Instagram has gone from a simple photo album app to a dominant marketing force in social media. The app, bought by Facebook in 2012, has evolved into a seamless experience that can shares photos, videos and live streaming produced by users to share with their digital followers.
TechCrunch said the app eclipsed its closest competitor, Snapchat, in total number of users in just one year after the introduction of Instagram Stories, a feature that allows users to temporarily post select photos and video for 24 hours. Instagram lists on its business site that the app now has more than 500 million daily users and a total audience of more than 800 million. And at least 80 percent of Instagram accounts follow at least one business.
For digital marketers, these numbers represent a sea of opportunity, and Instagram’s advertising options can potentially engage all of them with your brand. Instagram provides four different advertising methods: photo, video, carousel and Stories. Each of these options includes, at minimum, a call-to-action link for users to learn more information about your brand or to shop immediately online.
Also, there’s an increased level of engagement opportunity with each option. For example, you can upload high-definition videos and, with carousel and Stories, include multiple photos and videos to engage users.
With Instagram ads, marketers are given the tools they need to maximize their reach on the platform. They can select basic targeting categories from location, age and gender to clicked interests and behaviors based on Instagram and Facebook activity. They can also refine targeting a step further through custom audiences, using email addresses and phone numbers, and lookalike audiences, which share traits of existing customers.
And marketers realize goals by observing data rooted in awareness (reach, frequency, brand awareness), considerations (website clicks, video views) and conversions (website visits, mobile app engagement).
The most significant difference between Instagram and other social media platforms like Facebook and Twitter is that its niche is simplistic mobile-first design and function. The desktop browser version of Instagram doesn’t come with all the advanced bells and whistles that its iPhone/Android counterpart includes such as hashtags and global search. Just like users can find on Twitter and Facebook, Instagram users can search for specific brands by name or hashtags, resulting in a collection of connection posts that feature posts and discussions about a brand and its products or services.
Today, even the most passive browsing experiences can lead to engagement and new customers with Instagram.

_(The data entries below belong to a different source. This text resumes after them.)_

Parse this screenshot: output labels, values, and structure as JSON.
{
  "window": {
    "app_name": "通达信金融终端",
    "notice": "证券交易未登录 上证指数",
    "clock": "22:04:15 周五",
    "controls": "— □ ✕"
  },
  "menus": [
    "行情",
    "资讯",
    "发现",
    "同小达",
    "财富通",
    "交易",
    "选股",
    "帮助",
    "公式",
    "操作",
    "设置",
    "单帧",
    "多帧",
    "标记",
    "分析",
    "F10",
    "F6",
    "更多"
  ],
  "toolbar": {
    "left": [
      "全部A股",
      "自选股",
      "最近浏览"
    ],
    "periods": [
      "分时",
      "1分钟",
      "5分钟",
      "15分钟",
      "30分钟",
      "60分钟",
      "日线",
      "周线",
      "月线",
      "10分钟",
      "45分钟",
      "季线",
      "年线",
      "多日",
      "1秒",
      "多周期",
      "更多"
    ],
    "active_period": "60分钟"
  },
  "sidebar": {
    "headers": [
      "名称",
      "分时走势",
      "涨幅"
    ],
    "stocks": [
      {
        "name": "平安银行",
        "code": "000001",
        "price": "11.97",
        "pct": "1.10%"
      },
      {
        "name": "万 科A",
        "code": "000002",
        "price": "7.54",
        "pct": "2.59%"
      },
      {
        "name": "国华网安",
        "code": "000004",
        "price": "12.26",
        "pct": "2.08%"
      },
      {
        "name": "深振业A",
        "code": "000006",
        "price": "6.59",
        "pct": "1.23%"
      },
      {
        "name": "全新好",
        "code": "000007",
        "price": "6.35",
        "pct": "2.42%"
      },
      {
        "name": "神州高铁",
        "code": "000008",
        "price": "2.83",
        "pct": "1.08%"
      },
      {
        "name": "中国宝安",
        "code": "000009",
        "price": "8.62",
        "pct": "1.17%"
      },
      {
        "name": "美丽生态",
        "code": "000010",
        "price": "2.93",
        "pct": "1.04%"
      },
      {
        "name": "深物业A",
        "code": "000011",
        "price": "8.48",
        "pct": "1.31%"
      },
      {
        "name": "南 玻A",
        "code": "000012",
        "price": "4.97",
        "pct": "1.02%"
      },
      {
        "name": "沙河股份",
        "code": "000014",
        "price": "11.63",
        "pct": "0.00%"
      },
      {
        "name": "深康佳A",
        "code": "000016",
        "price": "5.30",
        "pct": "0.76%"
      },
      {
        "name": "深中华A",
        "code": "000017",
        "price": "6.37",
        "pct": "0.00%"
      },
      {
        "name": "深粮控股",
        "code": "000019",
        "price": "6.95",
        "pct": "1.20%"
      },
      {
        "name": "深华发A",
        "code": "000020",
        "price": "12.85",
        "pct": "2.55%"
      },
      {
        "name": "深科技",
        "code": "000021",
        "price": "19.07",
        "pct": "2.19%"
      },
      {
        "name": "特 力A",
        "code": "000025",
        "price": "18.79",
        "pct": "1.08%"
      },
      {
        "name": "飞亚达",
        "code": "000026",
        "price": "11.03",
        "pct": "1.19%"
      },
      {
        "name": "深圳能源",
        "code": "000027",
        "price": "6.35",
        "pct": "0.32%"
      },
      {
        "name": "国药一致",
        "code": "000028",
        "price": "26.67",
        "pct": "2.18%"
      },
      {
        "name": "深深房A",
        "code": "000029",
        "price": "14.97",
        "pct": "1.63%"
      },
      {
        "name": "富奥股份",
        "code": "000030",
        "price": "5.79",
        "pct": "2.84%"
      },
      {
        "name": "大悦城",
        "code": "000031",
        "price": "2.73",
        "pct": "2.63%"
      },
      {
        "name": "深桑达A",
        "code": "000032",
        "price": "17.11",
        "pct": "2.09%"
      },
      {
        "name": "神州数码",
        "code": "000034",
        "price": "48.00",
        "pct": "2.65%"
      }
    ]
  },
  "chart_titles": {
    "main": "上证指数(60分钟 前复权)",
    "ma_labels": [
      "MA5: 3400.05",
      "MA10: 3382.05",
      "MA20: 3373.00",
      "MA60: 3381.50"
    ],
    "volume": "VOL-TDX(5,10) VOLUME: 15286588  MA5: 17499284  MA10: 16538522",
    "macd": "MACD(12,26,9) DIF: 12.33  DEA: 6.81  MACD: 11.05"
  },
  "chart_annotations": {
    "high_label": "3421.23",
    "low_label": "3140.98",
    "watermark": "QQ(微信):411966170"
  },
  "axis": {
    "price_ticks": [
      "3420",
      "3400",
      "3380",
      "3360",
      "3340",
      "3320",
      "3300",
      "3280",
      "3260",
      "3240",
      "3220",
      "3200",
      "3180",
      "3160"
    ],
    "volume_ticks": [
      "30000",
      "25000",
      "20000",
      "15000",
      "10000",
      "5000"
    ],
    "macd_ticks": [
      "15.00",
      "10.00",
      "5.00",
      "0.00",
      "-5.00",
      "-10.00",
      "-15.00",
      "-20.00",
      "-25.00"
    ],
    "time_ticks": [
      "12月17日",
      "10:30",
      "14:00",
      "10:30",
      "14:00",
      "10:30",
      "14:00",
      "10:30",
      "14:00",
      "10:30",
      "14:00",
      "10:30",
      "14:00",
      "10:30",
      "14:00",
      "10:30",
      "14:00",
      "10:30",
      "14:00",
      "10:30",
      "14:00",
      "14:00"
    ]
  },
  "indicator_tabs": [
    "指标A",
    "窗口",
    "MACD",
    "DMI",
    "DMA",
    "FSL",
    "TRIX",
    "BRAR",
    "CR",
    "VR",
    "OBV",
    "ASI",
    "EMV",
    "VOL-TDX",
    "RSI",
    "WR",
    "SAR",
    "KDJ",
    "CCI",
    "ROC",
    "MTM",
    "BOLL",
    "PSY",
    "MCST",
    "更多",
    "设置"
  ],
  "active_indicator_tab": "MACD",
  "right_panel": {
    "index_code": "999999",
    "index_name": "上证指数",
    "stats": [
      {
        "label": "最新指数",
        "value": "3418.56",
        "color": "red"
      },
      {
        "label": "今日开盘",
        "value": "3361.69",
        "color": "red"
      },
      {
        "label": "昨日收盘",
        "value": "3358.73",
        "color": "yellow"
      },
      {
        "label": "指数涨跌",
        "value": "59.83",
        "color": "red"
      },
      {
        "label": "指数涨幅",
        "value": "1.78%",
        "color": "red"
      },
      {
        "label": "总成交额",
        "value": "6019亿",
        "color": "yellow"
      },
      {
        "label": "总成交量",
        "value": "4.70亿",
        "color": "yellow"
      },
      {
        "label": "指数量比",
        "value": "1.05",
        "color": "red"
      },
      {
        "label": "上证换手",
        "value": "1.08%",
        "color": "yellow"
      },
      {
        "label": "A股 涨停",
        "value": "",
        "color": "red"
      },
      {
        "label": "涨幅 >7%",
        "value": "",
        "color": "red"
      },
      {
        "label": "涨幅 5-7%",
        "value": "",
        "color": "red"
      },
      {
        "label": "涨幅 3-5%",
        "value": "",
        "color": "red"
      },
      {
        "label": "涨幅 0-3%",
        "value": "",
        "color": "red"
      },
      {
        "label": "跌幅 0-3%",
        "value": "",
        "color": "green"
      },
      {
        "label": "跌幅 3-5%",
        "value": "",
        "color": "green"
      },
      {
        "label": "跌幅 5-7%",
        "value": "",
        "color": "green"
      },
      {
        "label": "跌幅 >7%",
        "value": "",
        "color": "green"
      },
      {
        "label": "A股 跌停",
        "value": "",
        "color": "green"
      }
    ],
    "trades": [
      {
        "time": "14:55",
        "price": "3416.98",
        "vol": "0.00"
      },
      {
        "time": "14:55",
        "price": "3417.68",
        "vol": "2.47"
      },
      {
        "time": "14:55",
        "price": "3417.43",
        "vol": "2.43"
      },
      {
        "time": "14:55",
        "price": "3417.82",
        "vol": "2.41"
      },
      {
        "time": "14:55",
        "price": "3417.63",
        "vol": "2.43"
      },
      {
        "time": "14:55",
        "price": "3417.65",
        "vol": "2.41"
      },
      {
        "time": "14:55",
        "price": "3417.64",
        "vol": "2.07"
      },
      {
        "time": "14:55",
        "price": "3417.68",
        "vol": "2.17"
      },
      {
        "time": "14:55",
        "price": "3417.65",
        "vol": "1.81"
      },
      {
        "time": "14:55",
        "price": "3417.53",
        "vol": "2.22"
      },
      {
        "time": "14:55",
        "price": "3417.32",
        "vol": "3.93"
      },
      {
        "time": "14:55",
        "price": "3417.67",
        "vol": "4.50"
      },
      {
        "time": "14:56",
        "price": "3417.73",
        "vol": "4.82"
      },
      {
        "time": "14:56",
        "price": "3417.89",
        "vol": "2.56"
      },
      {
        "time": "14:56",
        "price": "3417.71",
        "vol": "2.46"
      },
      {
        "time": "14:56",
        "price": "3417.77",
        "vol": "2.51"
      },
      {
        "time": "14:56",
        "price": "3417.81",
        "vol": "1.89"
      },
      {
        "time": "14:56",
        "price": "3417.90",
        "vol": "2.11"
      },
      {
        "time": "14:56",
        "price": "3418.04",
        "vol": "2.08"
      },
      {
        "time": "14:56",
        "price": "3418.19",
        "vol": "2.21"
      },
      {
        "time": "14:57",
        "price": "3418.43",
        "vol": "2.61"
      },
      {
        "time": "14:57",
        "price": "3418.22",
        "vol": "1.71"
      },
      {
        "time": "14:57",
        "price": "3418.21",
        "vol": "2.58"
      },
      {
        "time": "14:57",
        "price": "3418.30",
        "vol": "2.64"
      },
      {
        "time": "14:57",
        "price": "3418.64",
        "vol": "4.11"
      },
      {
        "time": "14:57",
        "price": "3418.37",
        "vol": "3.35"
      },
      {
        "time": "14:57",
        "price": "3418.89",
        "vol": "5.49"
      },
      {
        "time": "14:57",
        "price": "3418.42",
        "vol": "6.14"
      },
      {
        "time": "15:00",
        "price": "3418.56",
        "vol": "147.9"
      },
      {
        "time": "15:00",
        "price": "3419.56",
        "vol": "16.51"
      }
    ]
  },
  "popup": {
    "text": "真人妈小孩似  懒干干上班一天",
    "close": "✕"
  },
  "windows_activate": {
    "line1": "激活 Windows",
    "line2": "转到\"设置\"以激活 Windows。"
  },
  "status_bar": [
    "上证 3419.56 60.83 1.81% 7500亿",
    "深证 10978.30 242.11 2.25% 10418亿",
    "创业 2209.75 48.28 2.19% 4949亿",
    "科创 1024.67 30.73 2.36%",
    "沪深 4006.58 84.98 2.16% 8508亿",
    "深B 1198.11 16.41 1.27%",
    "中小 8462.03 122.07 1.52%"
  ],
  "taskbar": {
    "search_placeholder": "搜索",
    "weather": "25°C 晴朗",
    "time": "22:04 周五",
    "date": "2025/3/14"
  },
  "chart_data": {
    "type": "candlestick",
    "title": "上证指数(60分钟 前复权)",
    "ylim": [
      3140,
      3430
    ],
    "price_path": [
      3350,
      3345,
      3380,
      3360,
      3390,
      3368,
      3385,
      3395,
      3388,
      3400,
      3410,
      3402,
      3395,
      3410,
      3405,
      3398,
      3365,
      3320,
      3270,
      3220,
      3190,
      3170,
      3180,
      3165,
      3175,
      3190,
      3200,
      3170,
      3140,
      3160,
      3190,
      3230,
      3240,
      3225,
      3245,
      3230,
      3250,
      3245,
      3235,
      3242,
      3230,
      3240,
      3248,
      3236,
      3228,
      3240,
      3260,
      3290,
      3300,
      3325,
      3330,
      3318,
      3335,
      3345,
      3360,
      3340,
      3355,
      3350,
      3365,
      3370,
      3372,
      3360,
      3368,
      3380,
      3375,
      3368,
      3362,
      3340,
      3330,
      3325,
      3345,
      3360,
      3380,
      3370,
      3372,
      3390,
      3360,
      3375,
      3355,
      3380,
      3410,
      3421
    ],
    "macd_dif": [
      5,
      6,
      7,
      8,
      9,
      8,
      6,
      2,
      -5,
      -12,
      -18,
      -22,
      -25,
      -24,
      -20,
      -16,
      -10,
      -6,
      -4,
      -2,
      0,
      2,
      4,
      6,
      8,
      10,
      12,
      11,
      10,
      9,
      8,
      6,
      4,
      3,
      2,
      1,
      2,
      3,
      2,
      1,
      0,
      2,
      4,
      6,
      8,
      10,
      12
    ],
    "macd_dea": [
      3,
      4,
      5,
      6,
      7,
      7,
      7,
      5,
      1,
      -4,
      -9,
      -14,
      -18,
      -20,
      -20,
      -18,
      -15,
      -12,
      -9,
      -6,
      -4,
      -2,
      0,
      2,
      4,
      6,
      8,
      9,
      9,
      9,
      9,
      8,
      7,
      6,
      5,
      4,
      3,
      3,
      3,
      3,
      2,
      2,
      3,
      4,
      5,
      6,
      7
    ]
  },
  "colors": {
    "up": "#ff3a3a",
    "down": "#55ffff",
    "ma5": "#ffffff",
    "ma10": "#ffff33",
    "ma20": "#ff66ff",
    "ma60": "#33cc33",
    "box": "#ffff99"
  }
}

Making it incredibly easy for users to shop while on the go steers users away from the desktop version, thus further pushing digital marketers to always be thinking mobile first advertising.